→ **Records for this exercise**:

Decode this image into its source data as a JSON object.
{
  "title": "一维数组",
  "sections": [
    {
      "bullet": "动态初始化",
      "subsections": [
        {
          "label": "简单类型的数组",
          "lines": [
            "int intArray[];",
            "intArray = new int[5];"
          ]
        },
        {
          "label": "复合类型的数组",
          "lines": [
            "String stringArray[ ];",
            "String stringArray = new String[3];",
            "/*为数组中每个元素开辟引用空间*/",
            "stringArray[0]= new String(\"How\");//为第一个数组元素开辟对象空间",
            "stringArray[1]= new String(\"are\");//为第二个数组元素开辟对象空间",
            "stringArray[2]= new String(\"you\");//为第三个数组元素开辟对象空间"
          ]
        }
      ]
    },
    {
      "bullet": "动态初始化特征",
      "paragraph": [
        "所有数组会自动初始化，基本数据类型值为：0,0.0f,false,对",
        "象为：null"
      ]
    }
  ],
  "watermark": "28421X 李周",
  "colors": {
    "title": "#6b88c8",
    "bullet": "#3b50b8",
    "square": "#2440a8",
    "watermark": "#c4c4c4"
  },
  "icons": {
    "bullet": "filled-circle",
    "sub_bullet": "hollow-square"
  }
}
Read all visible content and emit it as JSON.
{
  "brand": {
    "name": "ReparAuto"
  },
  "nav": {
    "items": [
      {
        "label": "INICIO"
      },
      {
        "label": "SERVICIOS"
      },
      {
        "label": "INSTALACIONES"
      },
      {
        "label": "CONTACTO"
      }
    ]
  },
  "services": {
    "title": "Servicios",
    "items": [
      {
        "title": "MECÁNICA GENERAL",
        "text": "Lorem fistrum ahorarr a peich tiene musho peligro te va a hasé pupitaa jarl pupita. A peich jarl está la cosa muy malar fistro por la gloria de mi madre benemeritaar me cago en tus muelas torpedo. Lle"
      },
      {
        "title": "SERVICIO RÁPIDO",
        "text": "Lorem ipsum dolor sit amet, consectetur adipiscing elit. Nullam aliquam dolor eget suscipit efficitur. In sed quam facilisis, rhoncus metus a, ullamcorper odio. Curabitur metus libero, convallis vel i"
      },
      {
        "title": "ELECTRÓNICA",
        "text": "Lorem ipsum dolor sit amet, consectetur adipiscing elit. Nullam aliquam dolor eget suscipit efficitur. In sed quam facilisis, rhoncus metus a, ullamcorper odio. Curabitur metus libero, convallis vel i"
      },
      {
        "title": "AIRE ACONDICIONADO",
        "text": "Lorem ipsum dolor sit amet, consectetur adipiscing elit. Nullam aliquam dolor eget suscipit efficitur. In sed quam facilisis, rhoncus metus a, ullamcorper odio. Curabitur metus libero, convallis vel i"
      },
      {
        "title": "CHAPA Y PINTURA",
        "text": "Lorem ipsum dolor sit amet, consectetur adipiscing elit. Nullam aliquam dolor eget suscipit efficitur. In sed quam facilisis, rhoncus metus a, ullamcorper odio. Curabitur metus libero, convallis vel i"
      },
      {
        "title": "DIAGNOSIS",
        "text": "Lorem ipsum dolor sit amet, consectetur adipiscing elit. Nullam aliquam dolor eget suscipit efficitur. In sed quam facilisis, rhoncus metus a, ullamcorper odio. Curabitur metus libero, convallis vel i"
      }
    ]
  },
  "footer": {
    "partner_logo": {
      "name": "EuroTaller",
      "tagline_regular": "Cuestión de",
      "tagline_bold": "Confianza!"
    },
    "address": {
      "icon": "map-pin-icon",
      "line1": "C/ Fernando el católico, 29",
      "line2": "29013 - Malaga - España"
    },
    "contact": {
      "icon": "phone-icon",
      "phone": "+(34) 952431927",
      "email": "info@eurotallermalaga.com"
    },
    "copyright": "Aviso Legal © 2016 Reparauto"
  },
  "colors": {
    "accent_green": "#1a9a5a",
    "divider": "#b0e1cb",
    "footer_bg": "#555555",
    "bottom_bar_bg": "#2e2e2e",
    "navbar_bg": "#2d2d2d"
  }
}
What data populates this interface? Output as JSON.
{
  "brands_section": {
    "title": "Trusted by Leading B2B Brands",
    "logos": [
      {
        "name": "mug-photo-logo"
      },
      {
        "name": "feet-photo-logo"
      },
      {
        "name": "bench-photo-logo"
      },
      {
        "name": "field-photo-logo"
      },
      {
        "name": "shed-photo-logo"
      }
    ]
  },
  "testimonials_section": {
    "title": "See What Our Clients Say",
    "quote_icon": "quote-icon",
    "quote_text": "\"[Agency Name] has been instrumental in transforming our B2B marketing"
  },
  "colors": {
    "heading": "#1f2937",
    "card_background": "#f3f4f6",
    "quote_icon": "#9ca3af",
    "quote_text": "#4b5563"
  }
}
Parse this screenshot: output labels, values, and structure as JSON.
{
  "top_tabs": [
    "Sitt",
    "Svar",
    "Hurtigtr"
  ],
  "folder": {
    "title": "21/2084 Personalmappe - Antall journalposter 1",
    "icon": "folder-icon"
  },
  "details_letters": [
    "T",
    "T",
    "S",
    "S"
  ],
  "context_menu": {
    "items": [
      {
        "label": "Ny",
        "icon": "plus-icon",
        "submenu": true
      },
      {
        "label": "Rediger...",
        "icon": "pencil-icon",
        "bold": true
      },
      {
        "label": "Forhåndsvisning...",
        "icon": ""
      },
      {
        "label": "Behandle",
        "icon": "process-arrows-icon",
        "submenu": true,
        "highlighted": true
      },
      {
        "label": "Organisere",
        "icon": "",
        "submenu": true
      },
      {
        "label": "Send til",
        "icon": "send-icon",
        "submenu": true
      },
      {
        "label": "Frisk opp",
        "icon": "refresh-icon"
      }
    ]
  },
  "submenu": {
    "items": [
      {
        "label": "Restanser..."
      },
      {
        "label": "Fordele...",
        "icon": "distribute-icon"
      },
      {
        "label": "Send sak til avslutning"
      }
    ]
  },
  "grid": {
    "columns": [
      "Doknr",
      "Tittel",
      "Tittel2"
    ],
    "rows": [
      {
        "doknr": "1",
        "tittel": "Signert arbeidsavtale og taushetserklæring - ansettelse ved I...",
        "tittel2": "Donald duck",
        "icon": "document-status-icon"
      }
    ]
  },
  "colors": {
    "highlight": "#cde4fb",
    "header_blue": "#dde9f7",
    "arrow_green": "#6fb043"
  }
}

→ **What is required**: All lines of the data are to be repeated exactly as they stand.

→ **Output for this exercise**:
Decode this image into its source data as a JSON object.
{
  "title": "一维数组",
  "sections": [
    {
      "bullet": "动态初始化",
      "subsections": [
        {
          "label": "简单类型的数组",
          "lines": [
            "int intArray[];",
            "intArray = new int[5];"
          ]
        },
        {
          "label": "复合类型的数组",
          "lines": [
            "String stringArray[ ];",
            "String stringArray = new String[3];",
            "/*为数组中每个元素开辟引用空间*/",
            "stringArray[0]= new String(\"How\");//为第一个数组元素开辟对象空间",
            "stringArray[1]= new String(\"are\");//为第二个数组元素开辟对象空间",
            "stringArray[2]= new String(\"you\");//为第三个数组元素开辟对象空间"
          ]
        }
      ]
    },
    {
      "bullet": "动态初始化特征",
      "paragraph": [
        "所有数组会自动初始化，基本数据类型值为：0,0.0f,false,对",
        "象为：null"
      ]
    }
  ],
  "watermark": "28421X 李周",
  "colors": {
    "title": "#6b88c8",
    "bullet": "#3b50b8",
    "square": "#2440a8",
    "watermark": "#c4c4c4"
  },
  "icons": {
    "bullet": "filled-circle",
    "sub_bullet": "hollow-square"
  }
}
Read all visible content and emit it as JSON.
{
  "brand": {
    "name": "ReparAuto"
  },
  "nav": {
    "items": [
      {
        "label": "INICIO"
      },
      {
        "label": "SERVICIOS"
      },
      {
        "label": "INSTALACIONES"
      },
      {
        "label": "CONTACTO"
      }
    ]
  },
  "services": {
    "title": "Servicios",
    "items": [
      {
        "title": "MECÁNICA GENERAL",
        "text": "Lorem fistrum ahorarr a peich tiene musho peligro te va a hasé pupitaa jarl pupita. A peich jarl está la cosa muy malar fistro por la gloria de mi madre benemeritaar me cago en tus muelas torpedo. Lle"
      },
      {
        "title": "SERVICIO RÁPIDO",
        "text": "Lorem ipsum dolor sit amet, consectetur adipiscing elit. Nullam aliquam dolor eget suscipit efficitur. In sed quam facilisis, rhoncus metus a, ullamcorper odio. Curabitur metus libero, convallis vel i"
      },
      {
        "title": "ELECTRÓNICA",
        "text": "Lorem ipsum dolor sit amet, consectetur adipiscing elit. Nullam aliquam dolor eget suscipit efficitur. In sed quam facilisis, rhoncus metus a, ullamcorper odio. Curabitur metus libero, convallis vel i"
      },
      {
        "title": "AIRE ACONDICIONADO",
        "text": "Lorem ipsum dolor sit amet, consectetur adipiscing elit. Nullam aliquam dolor eget suscipit efficitur. In sed quam facilisis, rhoncus metus a, ullamcorper odio. Curabitur metus libero, convallis vel i"
      },
      {
        "title": "CHAPA Y PINTURA",
        "text": "Lorem ipsum dolor sit amet, consectetur adipiscing elit. Nullam aliquam dolor eget suscipit efficitur. In sed quam facilisis, rhoncus metus a, ullamcorper odio. Curabitur metus libero, convallis vel i"
      },
      {
        "title": "DIAGNOSIS",
        "text": "Lorem ipsum dolor sit amet, consectetur adipiscing elit. Nullam aliquam dolor eget suscipit efficitur. In sed quam facilisis, rhoncus metus a, ullamcorper odio. Curabitur metus libero, convallis vel i"
      }
    ]
  },
  "footer": {
    "partner_logo": {
      "name": "EuroTaller",
      "tagline_regular": "Cuestión de",
      "tagline_bold": "Confianza!"
    },
    "address": {
      "icon": "map-pin-icon",
      "line1": "C/ Fernando el católico, 29",
      "line2": "29013 - Malaga - España"
    },
    "contact": {
      "icon": "phone-icon",
      "phone": "+(34) 952431927",
      "email": "info@eurotallermalaga.com"
    },
    "copyright": "Aviso Legal © 2016 Reparauto"
  },
  "colors": {
    "accent_green": "#1a9a5a",
    "divider": "#b0e1cb",
    "footer_bg": "#555555",
    "bottom_bar_bg": "#2e2e2e",
    "navbar_bg": "#2d2d2d"
  }
}
What data populates this interface? Output as JSON.
{
  "brands_section": {
    "title": "Trusted by Leading B2B Brands",
    "logos": [
      {
        "name": "mug-photo-logo"
      },
      {
        "name": "feet-photo-logo"
      },
      {
        "name": "bench-photo-logo"
      },
      {
        "name": "field-photo-logo"
      },
      {
        "name": "shed-photo-logo"
      }
    ]
  },
  "testimonials_section": {
    "title": "See What Our Clients Say",
    "quote_icon": "quote-icon",
    "quote_text": "\"[Agency Name] has been instrumental in transforming our B2B marketing"
  },
  "colors": {
    "heading": "#1f2937",
    "card_background": "#f3f4f6",
    "quote_icon": "#9ca3af",
    "quote_text": "#4b5563"
  }
}
Parse this screenshot: output labels, values, and structure as JSON.
{
  "top_tabs": [
    "Sitt",
    "Svar",
    "Hurtigtr"
  ],
  "folder": {
    "title": "21/2084 Personalmappe - Antall journalposter 1",
    "icon": "folder-icon"
  },
  "details_letters": [
    "T",
    "T",
    "S",
    "S"
  ],
  "context_menu": {
    "items": [
      {
        "label": "Ny",
        "icon": "plus-icon",
        "submenu": true
      },
      {
        "label": "Rediger...",
        "icon": "pencil-icon",
        "bold": true
      },
      {
        "label": "Forhåndsvisning...",
        "icon": ""
      },
      {
        "label": "Behandle",
        "icon": "process-arrows-icon",
        "submenu": true,
        "highlighted": true
      },
      {
        "label": "Organisere",
        "icon": "",
        "submenu": true
      },
      {
        "label": "Send til",
        "icon": "send-icon",
        "submenu": true
      },
      {
        "label": "Frisk opp",
        "icon": "refresh-icon"
      }
    ]
  },
  "submenu": {
    "items": [
      {
        "label": "Restanser..."
      },
      {
        "label": "Fordele...",
        "icon": "distribute-icon"
      },
      {
        "label": "Send sak til avslutning"
      }
    ]
  },
  "grid": {
    "columns": [
      "Doknr",
      "Tittel",
      "Tittel2"
    ],
    "rows": [
      {
        "doknr": "1",
        "tittel": "Signert arbeidsavtale og taushetserklæring - ansettelse ved I...",
        "tittel2": "Donald duck",
        "icon": "document-status-icon"
      }
    ]
  },
  "colors": {
    "highlight": "#cde4fb",
    "header_blue": "#dde9f7",
    "arrow_green": "#6fb043"
  }
}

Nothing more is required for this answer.